Then, moments later in the same meeting, it was announced that current Secretary General, Alexander Italianer, was resigning and Martin Selmayr was appointed in his place effective March 1st.
This took everyone at the meeting by surprise, and as a result, no one had time to collect their thoughts and oppose the move. According to one commissioner, “The effect of total
amazement prevented us from understanding what was happening.”
While no one was expecting the move, the reasons why Selmayr would want to suddenly move into the civil service were quickly apparent.
Jean-Claude Junker has a year and a half left in office. If Selmayr had remained his chief of staff he would have probably lost power when Junker was replaced. Now, having made the switch to the top of the civil service, he will occupy one of the most important offices in Brussels long after his boss has departed.
Why does it matter?
As the head of the EU civil service, the Secretary General of the EU Commission is meant to uphold due process. Martin Selmayr’s sudden appearance at the top of the EU pyramid via a series of shadowy manoeuvres is the exact opposite of due process.
Unsurprisingly, the lack of transparency has been accompanied by allegations of wrongdoing. At a press conference on Monday, Commission chief spokesman Margaritis Schinas fielded awkward questions from journalists. Specifically, Libération are alleging that support from Commissioners for Selmayer’s appointment was bought with a plan to increase the severance packages they receive at the end of their term (see below).
Whether or not due process was followed with Selmayr’s promotion (which seems doubtful as the job was not advertised externally), as a leader of the civil service with deep ties to the Commission it does represent a enormous concentration of power in the new Secretary General’s hands.
Voila, la Prachutage!
The French have a word for senior officials suddenly and inexplicably being appointed to top-level positions: parachutage.
It is perhaps unsurprising then that much of the reporting of this scandal has been led by French journalists, particularly Jean Quatremer of Libération.
Quatremer argues that Martin Selmayr’s promotion was in effect a coup d’état, symbolized by an email that he sent out to all 33,000 EU civil servants on the morning of March 1st, when his appointment became official.
First of all, no Secretary General had ever emailed the entire EU civil service before – previous Secretaries General have only sent group emails to their immediate subordinates. But the content of the email is also rather startling. As Quatremer writes:
“Selmayr proclaims that ‘the general secretariat [should not] just be the machine to run our institution,’ which it is, but should become ‘The heart and soul of the Commission.’
“In one sentence, the twenty-eight commissioners are reduced to the role of mere extras.”
What happens next?
Selmayr’s appointment was such a shock to EU insiders that it has taken nearly two weeks for anyone to consider doing anything about it.
Now, finally, the EU Parliament is considering an investigation.

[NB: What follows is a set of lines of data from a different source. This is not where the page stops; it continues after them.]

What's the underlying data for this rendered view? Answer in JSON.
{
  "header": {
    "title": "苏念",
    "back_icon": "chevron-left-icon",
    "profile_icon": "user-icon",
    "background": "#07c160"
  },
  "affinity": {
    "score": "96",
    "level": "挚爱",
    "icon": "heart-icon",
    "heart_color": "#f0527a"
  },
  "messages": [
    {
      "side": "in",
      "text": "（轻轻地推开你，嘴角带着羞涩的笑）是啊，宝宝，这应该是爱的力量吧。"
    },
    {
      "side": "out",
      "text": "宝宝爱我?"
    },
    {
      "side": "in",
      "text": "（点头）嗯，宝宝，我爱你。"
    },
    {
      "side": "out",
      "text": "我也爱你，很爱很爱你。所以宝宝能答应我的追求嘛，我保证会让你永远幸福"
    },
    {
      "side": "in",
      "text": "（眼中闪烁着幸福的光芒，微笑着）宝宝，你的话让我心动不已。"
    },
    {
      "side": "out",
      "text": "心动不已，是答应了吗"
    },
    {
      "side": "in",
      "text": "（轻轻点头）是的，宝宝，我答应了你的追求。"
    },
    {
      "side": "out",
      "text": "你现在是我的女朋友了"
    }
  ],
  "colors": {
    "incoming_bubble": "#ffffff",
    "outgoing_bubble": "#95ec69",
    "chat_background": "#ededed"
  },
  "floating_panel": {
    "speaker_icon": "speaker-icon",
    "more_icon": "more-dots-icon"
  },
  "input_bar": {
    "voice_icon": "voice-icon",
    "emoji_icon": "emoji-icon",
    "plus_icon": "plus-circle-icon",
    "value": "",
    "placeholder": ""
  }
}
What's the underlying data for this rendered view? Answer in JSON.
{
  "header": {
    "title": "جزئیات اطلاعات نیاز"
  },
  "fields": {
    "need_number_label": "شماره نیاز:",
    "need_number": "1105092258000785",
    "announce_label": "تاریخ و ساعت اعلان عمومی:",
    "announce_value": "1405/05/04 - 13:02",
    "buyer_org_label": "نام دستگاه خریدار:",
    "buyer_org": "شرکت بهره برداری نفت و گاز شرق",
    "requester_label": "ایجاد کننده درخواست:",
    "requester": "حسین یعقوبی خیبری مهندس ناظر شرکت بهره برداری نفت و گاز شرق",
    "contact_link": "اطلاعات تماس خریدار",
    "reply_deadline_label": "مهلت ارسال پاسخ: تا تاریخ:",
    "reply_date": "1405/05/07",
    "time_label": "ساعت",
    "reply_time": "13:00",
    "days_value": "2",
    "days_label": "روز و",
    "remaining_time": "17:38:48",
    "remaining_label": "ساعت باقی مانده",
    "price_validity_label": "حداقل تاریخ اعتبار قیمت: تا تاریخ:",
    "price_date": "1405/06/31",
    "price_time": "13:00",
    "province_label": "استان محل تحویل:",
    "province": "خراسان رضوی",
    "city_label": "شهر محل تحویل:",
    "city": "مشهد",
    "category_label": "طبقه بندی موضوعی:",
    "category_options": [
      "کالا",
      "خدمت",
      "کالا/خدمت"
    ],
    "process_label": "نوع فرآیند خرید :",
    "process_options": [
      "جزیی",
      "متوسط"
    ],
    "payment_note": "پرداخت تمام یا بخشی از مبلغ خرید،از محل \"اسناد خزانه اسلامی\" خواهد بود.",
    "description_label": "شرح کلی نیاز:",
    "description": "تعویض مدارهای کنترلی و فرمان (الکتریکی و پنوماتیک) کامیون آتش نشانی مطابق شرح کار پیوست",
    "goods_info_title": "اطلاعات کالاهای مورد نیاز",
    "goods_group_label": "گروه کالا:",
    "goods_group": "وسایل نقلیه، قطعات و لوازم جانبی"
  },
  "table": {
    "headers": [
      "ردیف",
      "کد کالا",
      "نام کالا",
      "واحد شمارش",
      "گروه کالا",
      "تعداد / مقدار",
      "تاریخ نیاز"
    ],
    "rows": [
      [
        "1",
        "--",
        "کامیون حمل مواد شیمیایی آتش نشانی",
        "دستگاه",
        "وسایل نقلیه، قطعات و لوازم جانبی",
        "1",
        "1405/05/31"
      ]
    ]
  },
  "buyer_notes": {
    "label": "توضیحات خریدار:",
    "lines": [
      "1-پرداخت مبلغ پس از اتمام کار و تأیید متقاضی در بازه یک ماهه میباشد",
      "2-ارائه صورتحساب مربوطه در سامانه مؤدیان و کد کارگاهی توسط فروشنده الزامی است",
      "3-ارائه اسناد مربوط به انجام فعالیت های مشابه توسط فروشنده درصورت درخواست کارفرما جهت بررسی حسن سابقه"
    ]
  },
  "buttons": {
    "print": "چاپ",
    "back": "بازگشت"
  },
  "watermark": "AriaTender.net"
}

This appears to be spurred chiefly by reporting by Libération of the severance package supposedly offered by Selmayr to departing commissioners: in compensation for them not working in any field related to their former commission portfolio, former commissioners are reportedly being offered €13,500 per month for up to five years, as well as an office in the Commission, an official car with a driver, and two assistants.
Belgian Greens MEP Bart Staes summed up the feelings of Parliament (and perhaps all of Europe) when he said yesterday:
“It is scandalous that former commissioners could continue to receive all the trappings of a top job while doing nothing. One would have to question the motivations of any commissioner who could only be prevented from making the switch to becoming corporate lobbyist in exchange for five years’ worth of pay and benefits.
“Martin Selmayr’s appointment is rightly under scrutiny. If the new Secretary General continues down this path, he can only expect the furore to intensify.”